Your instructions:
The data below is to be retyped exactly, line by line.

Records contained in a dataset
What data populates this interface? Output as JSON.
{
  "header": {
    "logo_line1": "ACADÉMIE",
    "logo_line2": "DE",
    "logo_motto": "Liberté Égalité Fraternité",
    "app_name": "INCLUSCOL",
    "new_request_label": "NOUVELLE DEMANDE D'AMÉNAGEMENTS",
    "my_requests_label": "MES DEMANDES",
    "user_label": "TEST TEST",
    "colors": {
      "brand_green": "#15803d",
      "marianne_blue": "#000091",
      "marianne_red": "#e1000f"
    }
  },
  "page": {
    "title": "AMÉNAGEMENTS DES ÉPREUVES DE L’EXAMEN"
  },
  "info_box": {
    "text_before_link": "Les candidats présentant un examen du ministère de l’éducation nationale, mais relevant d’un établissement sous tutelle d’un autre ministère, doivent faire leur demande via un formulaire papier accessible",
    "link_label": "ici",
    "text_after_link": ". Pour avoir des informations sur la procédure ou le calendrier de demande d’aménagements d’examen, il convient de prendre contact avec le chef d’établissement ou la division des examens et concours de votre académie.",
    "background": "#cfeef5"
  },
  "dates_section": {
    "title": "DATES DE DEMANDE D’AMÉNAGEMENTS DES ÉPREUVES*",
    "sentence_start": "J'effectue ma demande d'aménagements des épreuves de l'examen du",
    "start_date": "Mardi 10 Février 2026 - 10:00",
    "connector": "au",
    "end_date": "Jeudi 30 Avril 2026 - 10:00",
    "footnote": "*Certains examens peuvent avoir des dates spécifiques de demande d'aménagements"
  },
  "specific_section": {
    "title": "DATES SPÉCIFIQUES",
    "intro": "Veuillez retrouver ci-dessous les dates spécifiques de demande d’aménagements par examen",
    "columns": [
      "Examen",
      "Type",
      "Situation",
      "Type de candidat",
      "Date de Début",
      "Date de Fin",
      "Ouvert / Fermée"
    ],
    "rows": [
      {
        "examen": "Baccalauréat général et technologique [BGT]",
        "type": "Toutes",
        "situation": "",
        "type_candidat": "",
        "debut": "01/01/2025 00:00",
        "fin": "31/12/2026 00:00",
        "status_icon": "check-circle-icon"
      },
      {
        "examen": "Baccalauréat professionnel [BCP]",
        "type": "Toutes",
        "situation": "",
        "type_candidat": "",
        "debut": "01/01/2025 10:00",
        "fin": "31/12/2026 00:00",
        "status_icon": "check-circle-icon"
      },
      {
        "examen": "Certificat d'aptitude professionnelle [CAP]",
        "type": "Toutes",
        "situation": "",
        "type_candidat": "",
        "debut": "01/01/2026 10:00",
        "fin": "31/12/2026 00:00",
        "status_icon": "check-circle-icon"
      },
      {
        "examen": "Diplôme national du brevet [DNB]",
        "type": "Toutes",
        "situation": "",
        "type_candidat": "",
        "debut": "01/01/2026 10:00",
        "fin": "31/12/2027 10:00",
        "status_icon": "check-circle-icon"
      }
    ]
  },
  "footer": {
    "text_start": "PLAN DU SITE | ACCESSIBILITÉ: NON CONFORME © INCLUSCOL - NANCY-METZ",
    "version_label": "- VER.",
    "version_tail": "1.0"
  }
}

Output of the exercise:
What data populates this interface? Output as JSON.
{
  "header": {
    "logo_line1": "ACADÉMIE",
    "logo_line2": "DE",
    "logo_motto": "Liberté Égalité Fraternité",
    "app_name": "INCLUSCOL",
    "new_request_label": "NOUVELLE DEMANDE D'AMÉNAGEMENTS",
    "my_requests_label": "MES DEMANDES",
    "user_label": "TEST TEST",
    "colors": {
      "brand_green": "#15803d",
      "marianne_blue": "#000091",
      "marianne_red": "#e1000f"
    }
  },
  "page": {
    "title": "AMÉNAGEMENTS DES ÉPREUVES DE L’EXAMEN"
  },
  "info_box": {
    "text_before_link": "Les candidats présentant un examen du ministère de l’éducation nationale, mais relevant d’un établissement sous tutelle d’un autre ministère, doivent faire leur demande via un formulaire papier accessible",
    "link_label": "ici",
    "text_after_link": ". Pour avoir des informations sur la procédure ou le calendrier de demande d’aménagements d’examen, il convient de prendre contact avec le chef d’établissement ou la division des examens et concours de votre académie.",
    "background": "#cfeef5"
  },
  "dates_section": {
    "title": "DATES DE DEMANDE D’AMÉNAGEMENTS DES ÉPREUVES*",
    "sentence_start": "J'effectue ma demande d'aménagements des épreuves de l'examen du",
    "start_date": "Mardi 10 Février 2026 - 10:00",
    "connector": "au",
    "end_date": "Jeudi 30 Avril 2026 - 10:00",
    "footnote": "*Certains examens peuvent avoir des dates spécifiques de demande d'aménagements"
  },
  "specific_section": {
    "title": "DATES SPÉCIFIQUES",
    "intro": "Veuillez retrouver ci-dessous les dates spécifiques de demande d’aménagements par examen",
    "columns": [
      "Examen",
      "Type",
      "Situation",
      "Type de candidat",
      "Date de Début",
      "Date de Fin",
      "Ouvert / Fermée"
    ],
    "rows": [
      {
        "examen": "Baccalauréat général et technologique [BGT]",
        "type": "Toutes",
        "situation": "",
        "type_candidat": "",
        "debut": "01/01/2025 00:00",
        "fin": "31/12/2026 00:00",
        "status_icon": "check-circle-icon"
      },
      {
        "examen": "Baccalauréat professionnel [BCP]",
        "type": "Toutes",
        "situation": "",
        "type_candidat": "",
        "debut": "01/01/2025 10:00",
        "fin": "31/12/2026 00:00",
        "status_icon": "check-circle-icon"
      },
      {
        "examen": "Certificat d'aptitude professionnelle [CAP]",
        "type": "Toutes",
        "situation": "",
        "type_candidat": "",
        "debut": "01/01/2026 10:00",
        "fin": "31/12/2026 00:00",
        "status_icon": "check-circle-icon"
      },
      {
        "examen": "Diplôme national du brevet [DNB]",
        "type": "Toutes",
        "situation": "",
        "type_candidat": "",
        "debut": "01/01/2026 10:00",
        "fin": "31/12/2027 10:00",
        "status_icon": "check-circle-icon"
      }
    ]
  },
  "footer": {
    "text_start": "PLAN DU SITE | ACCESSIBILITÉ: NON CONFORME © INCLUSCOL - NANCY-METZ",
    "version_label": "- VER.",
    "version_tail": "1.0"
  }
}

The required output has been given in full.